=== Begin Enclosure ===
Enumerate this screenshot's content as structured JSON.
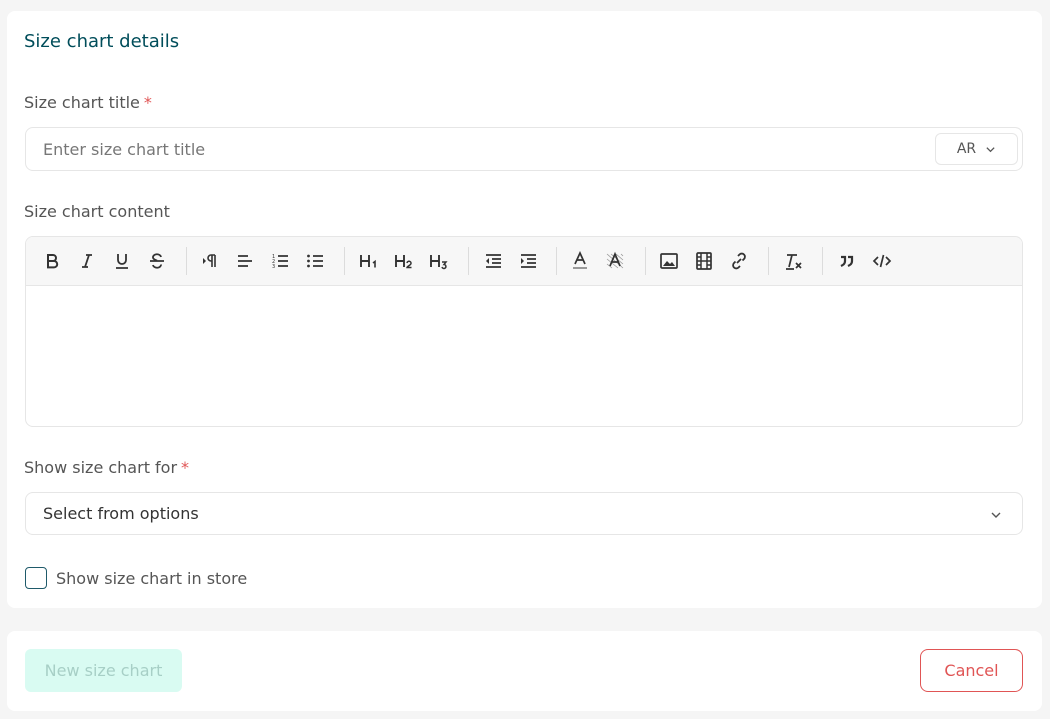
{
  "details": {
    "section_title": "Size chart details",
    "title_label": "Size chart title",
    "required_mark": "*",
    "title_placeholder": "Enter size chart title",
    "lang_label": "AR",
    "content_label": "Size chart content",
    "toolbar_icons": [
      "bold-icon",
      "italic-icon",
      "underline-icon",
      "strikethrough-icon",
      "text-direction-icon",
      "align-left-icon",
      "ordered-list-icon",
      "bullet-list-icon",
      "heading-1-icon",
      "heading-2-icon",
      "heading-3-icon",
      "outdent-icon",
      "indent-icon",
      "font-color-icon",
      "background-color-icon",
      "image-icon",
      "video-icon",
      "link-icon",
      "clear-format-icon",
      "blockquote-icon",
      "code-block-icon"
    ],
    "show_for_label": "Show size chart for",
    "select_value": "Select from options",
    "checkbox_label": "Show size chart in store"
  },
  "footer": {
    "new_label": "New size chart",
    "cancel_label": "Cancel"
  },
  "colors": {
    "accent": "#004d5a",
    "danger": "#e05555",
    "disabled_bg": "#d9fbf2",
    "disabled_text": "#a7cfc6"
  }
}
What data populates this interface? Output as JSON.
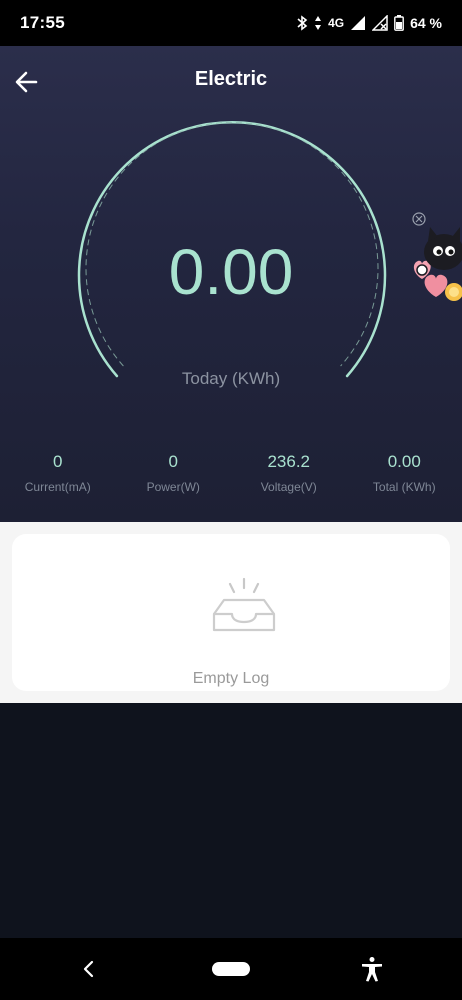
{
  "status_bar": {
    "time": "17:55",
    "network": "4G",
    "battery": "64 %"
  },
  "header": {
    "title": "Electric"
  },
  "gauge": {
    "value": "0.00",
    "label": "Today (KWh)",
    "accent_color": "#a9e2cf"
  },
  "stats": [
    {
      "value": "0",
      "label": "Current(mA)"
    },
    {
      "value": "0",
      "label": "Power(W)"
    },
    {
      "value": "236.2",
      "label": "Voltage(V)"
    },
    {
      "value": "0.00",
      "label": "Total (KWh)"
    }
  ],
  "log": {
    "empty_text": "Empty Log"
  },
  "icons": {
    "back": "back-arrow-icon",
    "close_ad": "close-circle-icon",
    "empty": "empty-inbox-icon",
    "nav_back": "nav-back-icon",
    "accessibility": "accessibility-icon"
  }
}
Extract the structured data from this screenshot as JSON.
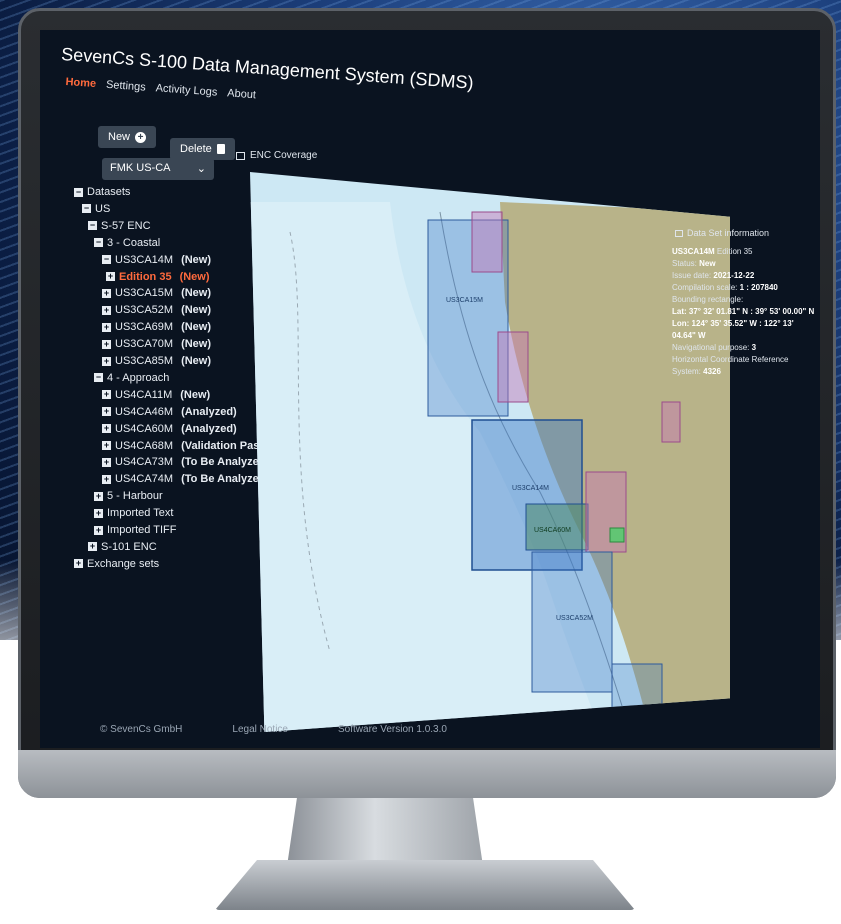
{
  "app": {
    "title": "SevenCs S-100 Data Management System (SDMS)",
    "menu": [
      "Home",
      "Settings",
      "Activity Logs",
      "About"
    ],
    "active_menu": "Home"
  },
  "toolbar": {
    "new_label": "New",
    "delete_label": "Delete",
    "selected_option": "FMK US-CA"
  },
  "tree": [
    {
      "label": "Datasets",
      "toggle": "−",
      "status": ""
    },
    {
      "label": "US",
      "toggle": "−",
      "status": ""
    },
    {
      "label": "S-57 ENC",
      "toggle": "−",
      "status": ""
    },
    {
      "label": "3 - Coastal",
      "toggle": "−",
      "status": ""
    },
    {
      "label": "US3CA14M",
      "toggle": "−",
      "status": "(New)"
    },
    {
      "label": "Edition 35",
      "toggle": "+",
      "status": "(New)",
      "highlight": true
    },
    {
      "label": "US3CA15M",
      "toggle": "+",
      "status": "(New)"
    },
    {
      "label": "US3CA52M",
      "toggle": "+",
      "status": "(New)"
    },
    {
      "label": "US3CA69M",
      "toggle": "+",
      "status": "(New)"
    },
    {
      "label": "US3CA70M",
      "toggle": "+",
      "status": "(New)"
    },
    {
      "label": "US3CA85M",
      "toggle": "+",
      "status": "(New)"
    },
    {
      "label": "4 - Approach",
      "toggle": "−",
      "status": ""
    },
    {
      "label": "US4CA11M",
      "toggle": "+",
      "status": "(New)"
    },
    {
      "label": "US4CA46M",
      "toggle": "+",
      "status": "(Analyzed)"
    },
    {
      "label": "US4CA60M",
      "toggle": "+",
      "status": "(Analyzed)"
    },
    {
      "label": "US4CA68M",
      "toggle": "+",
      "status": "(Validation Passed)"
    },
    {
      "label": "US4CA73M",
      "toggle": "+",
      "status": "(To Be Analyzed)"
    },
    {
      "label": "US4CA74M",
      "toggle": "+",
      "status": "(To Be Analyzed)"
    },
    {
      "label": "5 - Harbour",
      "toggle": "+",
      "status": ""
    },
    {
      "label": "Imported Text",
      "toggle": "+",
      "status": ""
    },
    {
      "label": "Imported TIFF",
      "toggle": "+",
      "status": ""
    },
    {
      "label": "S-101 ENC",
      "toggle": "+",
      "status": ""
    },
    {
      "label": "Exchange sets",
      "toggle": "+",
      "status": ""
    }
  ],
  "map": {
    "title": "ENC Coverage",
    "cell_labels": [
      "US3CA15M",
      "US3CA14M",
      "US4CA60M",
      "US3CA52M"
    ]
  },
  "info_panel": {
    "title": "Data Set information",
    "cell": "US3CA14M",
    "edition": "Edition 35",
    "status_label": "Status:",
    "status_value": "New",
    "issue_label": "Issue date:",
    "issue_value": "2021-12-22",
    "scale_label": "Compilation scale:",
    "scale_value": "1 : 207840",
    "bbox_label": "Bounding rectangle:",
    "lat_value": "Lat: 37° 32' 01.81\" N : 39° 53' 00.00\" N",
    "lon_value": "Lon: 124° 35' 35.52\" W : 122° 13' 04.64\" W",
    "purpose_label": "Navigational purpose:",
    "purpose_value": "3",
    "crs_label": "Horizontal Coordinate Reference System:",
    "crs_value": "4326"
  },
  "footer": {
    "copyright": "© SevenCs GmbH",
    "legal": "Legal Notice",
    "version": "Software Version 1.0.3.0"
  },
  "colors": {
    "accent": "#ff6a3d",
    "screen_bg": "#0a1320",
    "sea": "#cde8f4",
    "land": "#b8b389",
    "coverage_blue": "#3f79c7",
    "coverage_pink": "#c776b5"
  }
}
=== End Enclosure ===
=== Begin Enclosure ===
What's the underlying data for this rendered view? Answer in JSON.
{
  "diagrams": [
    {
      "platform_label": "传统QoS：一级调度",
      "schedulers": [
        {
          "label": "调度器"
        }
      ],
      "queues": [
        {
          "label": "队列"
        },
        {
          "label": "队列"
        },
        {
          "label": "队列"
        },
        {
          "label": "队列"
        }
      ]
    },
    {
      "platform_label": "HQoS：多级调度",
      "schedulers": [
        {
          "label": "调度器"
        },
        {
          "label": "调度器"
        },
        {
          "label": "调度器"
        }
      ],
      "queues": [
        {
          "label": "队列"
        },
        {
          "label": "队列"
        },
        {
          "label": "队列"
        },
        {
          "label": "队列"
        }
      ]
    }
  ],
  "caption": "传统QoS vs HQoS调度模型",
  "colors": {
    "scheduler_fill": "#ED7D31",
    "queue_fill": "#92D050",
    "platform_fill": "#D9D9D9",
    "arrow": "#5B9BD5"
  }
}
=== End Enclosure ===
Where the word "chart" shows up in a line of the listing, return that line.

Answer section
    "section_title": "Size chart details",
    "title_label": "Size chart title",
    "title_placeholder": "Enter size chart title",
    "content_label": "Size chart content",
    "show_for_label": "Show size chart for",
    "checkbox_label": "Show size chart in store"
    "new_label": "New size chart",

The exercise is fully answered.